Where the string "days" shows up in a line of the records, copy that line.

Collection entries:
-*-

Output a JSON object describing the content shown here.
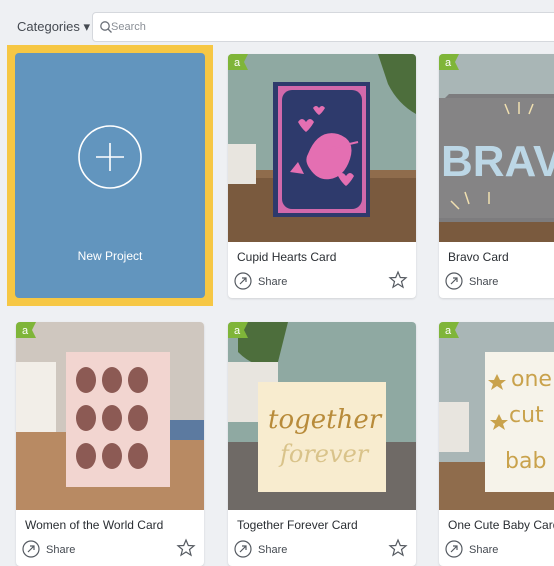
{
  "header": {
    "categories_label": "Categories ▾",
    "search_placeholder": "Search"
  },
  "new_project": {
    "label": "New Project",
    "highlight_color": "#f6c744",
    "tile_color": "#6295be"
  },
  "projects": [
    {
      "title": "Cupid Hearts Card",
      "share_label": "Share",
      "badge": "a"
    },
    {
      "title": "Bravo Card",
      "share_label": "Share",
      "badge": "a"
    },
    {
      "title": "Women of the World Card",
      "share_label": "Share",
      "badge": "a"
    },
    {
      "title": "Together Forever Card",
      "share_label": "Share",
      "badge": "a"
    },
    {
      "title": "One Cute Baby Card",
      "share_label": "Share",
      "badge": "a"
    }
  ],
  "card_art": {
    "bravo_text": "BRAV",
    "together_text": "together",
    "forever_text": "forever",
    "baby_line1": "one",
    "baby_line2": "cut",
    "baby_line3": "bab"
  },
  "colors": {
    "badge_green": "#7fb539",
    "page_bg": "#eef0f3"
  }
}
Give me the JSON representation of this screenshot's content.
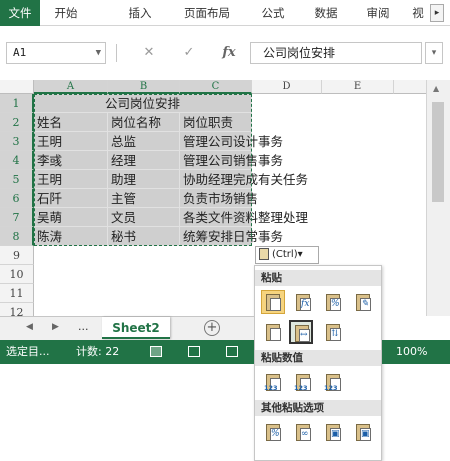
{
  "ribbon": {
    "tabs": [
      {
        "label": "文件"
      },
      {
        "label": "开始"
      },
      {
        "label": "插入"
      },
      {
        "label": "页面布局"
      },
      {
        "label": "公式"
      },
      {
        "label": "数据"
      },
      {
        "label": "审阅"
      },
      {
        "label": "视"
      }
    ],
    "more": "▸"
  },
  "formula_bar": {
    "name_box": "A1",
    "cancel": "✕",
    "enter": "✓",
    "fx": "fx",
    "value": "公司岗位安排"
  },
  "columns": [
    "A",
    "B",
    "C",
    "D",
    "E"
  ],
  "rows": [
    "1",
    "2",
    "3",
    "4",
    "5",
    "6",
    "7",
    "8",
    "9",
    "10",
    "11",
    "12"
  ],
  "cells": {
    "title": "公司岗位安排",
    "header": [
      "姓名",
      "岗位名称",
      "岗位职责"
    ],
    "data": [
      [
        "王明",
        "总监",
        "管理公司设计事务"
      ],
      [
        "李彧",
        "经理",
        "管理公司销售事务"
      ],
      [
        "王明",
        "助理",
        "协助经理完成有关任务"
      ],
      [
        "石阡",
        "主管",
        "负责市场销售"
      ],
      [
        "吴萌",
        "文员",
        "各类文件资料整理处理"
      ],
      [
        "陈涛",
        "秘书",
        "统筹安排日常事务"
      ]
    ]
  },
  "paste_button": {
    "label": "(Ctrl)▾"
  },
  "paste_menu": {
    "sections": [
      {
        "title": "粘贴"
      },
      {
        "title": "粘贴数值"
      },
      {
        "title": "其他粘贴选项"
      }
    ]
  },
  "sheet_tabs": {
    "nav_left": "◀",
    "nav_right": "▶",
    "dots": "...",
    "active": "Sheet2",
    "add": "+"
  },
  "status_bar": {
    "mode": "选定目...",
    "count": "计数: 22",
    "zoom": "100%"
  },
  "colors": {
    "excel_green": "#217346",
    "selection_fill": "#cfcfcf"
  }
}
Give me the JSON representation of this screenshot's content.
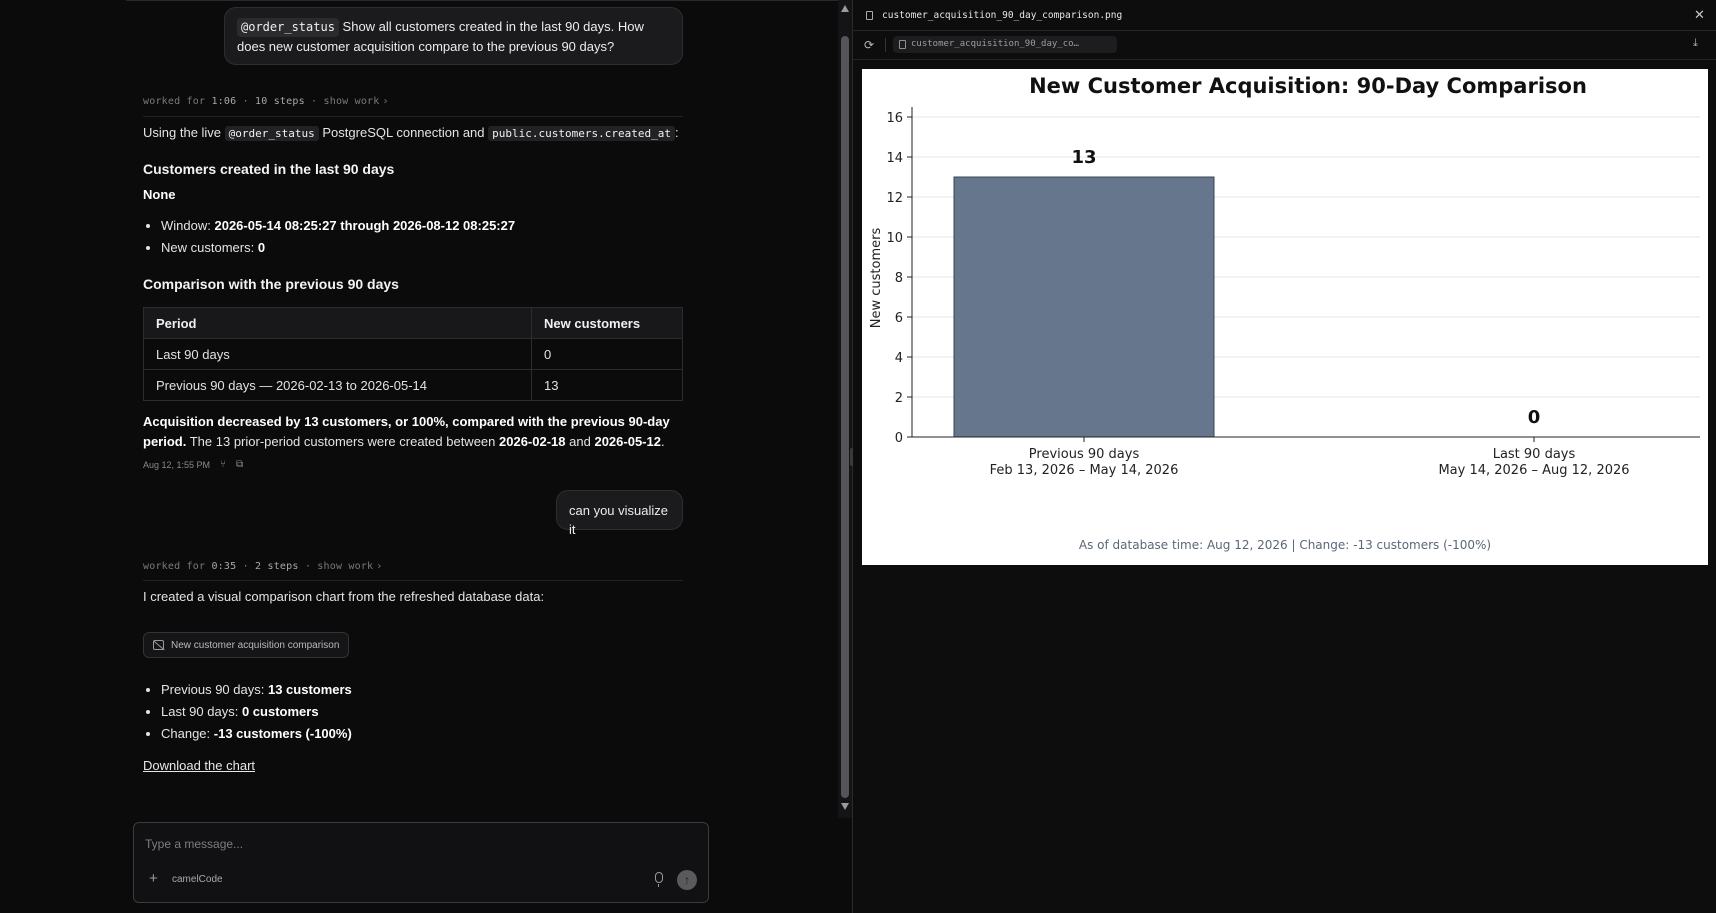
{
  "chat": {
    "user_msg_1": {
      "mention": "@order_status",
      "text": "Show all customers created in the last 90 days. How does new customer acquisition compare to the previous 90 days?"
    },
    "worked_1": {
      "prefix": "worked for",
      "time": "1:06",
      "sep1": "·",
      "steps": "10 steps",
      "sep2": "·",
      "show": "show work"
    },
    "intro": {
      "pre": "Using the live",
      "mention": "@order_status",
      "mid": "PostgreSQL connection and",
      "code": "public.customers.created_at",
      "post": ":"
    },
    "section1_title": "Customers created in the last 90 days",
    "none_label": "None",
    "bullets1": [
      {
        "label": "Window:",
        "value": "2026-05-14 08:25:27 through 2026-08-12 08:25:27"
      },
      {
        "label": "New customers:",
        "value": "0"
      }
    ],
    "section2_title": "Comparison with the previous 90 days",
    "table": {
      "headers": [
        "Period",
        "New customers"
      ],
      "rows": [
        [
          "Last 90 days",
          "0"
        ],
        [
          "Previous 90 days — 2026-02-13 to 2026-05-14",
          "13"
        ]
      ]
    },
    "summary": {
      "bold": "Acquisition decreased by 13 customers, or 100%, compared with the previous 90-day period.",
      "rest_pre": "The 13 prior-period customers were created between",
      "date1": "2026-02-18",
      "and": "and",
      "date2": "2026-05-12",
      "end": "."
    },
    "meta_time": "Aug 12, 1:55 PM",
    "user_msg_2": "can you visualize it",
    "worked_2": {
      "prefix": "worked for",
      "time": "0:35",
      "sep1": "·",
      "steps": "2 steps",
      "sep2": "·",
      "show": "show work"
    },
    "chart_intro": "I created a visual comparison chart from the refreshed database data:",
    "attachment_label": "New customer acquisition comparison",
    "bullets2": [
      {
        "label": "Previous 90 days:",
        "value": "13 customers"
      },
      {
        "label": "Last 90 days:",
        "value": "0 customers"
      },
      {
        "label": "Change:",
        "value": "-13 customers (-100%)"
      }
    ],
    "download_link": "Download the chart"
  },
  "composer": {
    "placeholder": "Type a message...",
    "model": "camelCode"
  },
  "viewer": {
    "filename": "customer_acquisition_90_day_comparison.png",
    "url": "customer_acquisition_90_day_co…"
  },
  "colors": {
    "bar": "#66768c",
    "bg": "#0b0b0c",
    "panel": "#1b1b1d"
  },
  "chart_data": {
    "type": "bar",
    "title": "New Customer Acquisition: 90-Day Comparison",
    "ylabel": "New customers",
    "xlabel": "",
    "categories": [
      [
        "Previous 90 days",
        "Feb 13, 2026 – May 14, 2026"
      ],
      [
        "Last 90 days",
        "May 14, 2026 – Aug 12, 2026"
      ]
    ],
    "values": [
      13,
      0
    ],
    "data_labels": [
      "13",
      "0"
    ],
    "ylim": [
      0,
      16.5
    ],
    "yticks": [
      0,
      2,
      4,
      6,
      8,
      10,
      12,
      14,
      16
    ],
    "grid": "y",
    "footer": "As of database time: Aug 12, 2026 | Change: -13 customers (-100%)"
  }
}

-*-

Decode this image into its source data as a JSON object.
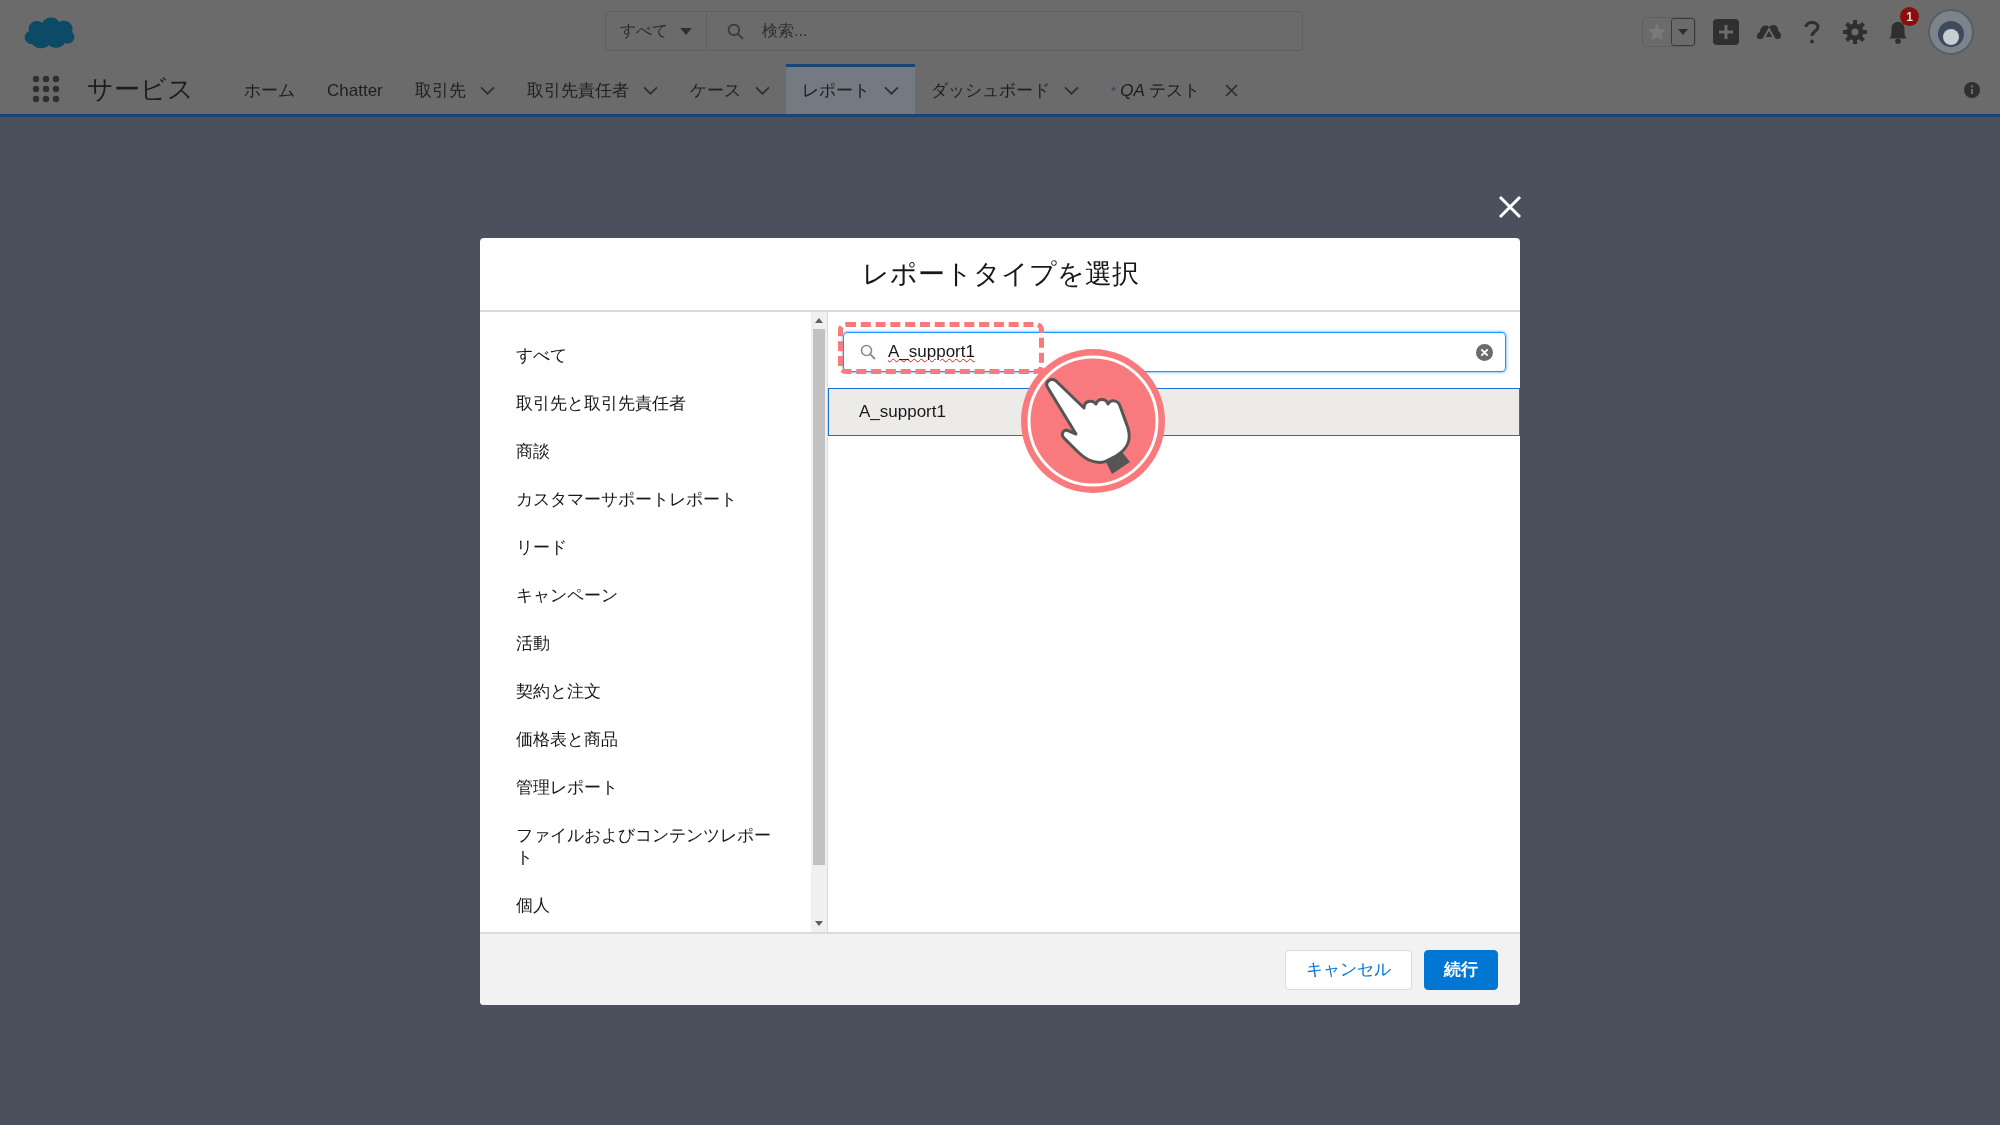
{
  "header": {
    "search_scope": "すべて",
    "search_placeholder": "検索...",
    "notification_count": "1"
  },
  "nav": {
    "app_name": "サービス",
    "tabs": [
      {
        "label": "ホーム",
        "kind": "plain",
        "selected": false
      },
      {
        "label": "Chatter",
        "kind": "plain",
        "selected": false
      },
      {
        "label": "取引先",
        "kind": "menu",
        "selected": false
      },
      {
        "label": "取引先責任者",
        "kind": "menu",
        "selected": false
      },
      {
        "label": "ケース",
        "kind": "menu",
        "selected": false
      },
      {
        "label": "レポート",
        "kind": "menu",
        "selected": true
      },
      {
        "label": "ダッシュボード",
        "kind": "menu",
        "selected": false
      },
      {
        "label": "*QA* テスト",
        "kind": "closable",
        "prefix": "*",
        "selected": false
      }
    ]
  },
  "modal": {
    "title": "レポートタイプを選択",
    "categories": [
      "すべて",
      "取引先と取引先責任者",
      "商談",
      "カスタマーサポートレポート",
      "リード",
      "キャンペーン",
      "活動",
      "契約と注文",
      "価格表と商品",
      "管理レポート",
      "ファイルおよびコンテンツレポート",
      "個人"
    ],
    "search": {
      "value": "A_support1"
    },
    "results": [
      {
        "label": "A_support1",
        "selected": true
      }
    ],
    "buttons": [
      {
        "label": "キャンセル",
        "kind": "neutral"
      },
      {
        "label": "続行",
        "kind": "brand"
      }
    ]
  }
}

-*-

■ Reply to the exercise
      "text": "Show all customers created in the last 90 days. How does new customer acquisition compare to the previous 90 days?"
    "section1_title": "Customers created in the last 90 days",
    "section2_title": "Comparison with the previous 90 days",
          "Last 90 days",
          "Previous 90 days — 2026-02-13 to 2026-05-14",
        "label": "Previous 90 days:",
        "label": "Last 90 days:",
        "Previous 90 days",
        "Last 90 days",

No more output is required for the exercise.